Last Updated on Tuesday, 29 March 2022, 20:25 by Denis Chabrol
Minister of Natural Resources, Vickram Bharrat on Tuesday said government has softened its enforcement of backfilling and reforestation of areas that have been already mined because of generally low recovery rates of the precious yellow metal.
He said the current rate of recovery is about 30- to 35 percent which means that there is another 65 percent of gold that has not been collected during the ‘wash down’ phase. In that regard, he said small-scale miners usually extract gold from the tailings, the major reason for not pushing for at least two environmental procedures to be taken. “That is why when some people ask why is it we don’t enforce the reclamation and reafforestation clause in the mining agreement; we can’t because many a time you find the small miners they go and work the tailings pond over and over because there is still gold there because if you recover 35 percent, it means that you still have 65 percent lying in the pond there. That is where our pork-knockers and our small miners get their gold from,” he told a Guyana Manufacturing and Services Association luncheon held at the Princess Hotel.
The Natural Minister acknowledged that that has been a “big challenge” for the mining sector, even as he cited the need for advanced technologies to recover larger amounts of gold. “Maybe, we have to start doing things differently, maybe we have to start using new technology, new methods but we would have to look at these things in order to move forward as a sector,” he said.
Meanwhile, in the area of forestry, the Natural Resources Minister said that generally 80 percent of felled trees is wasted, although a number of sawmillers have boasted that they have been able to recover 65 to 70 percent.
Citing those challenges in the gold and forestry sector, he stressed the importance of manufacturing value added products.
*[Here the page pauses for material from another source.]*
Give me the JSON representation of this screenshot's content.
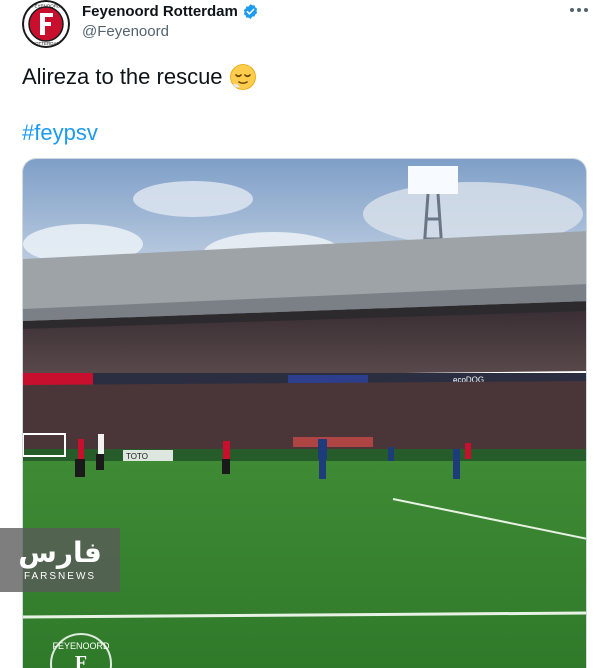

In that regard, he said the Guyana Mining School has decided to train at least 100 goldsmiths. “We have not truly realised our potential through value added,” he said. He also said Guyana needed more joiners to manufacture wood products which could more than double the value of logs.
The Natural Resources Minister noted that mining and logging account for 50,000 direct jobs and more than 100,000 indirect jobs.
He said Guyana’s forest, which covers more than 80 percent of the country, could trap 19.5 gigatons of carbon.